By Nancy Gould
Special for the Effingham Herald
SPRINGFIELD – With the temperature hovering above 90 degrees, 66 volunteers rolled up their sleeves on June 8 for their first day of construction at Springfield United Methodist Church. Their mission was to convert a sea container into a medical clinic for women.
Men, women and teenagers started the two-month project which included more than 625 person-hours to transform a used $ 3,900 container into a fully functional four-room medical clinic to serve villagers in Ghana, in west Africa.
Several business owners within the church donated materials worth $ 7,910. Churches and individuals inside and outside the church also donated money.
With free labor and a lot of sweat, the final cost of the clinic upon completion was only $ 7,315.36.
Hope and Steve Shearouse, both SUMC members and retired Mission on the Move missionaries, led the project. They started by grouping volunteers, according to their skills and interests, in the fields of electrical work, construction, plumbing, insulation, solar installation, carpentry, flooring and paint.

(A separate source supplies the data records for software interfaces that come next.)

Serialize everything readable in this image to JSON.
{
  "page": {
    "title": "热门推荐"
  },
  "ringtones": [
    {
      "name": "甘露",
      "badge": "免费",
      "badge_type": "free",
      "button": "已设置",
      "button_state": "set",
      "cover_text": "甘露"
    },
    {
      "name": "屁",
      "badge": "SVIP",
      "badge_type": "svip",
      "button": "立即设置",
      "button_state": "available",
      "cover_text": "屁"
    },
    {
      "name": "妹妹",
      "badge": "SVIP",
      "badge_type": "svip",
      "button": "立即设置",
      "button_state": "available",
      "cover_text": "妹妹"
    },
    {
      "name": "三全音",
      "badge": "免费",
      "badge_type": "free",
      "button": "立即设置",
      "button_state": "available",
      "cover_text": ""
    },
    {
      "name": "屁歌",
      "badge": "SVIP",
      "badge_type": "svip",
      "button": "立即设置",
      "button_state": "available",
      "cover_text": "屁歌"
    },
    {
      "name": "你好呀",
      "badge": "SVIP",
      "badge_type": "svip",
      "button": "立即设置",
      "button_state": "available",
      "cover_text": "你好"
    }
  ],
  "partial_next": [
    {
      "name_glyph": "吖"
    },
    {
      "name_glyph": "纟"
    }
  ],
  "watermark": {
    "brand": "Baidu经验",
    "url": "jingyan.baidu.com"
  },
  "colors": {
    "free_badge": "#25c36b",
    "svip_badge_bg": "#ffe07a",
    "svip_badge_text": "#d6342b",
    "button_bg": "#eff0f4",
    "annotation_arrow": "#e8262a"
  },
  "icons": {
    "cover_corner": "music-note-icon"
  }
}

The refreshment team volunteers were also present during the designated 15 working days, serving drinks and snacks to church members under a large tarp erected most of the time to provide some welcome shade.
Donna Bannister, deputy project coordinator, assisted the Shearous in areas in need. In addition to Hope’s detailed notes, she cataloged the daily progress of the project with photos that could be useful for future container renovations.
Bannister also took photos of about 20 church women who gathered in the homes to make 470 baby reception blankets, 600 reusable sanitary napkins for girls, 40 dresses, boys’ shorts and tote bags. for the African community. Others collected baby clothes, shoes, books and soccer balls with pumps.
Amy Morgan, director of SUMC’s children’s ministry, led the kids in a separate knockoff to collect donations of baby diapers, children’s and women’s underwear, and school supplies from friends and members of the family.
Morgan said the overarching goal of this project is to save the lives of babies who literally wouldn’t be saved without the clinic. He added, “God always places his workers in places where he wants them to serve.
Hope said, “God’s people are blessed as they serve with their time and resources.
“One of the things I loved the most was the chance to get to know the volunteers personally,” she added, noting that the project attracted talented and eager to help members – some with little involvement. in church activities before.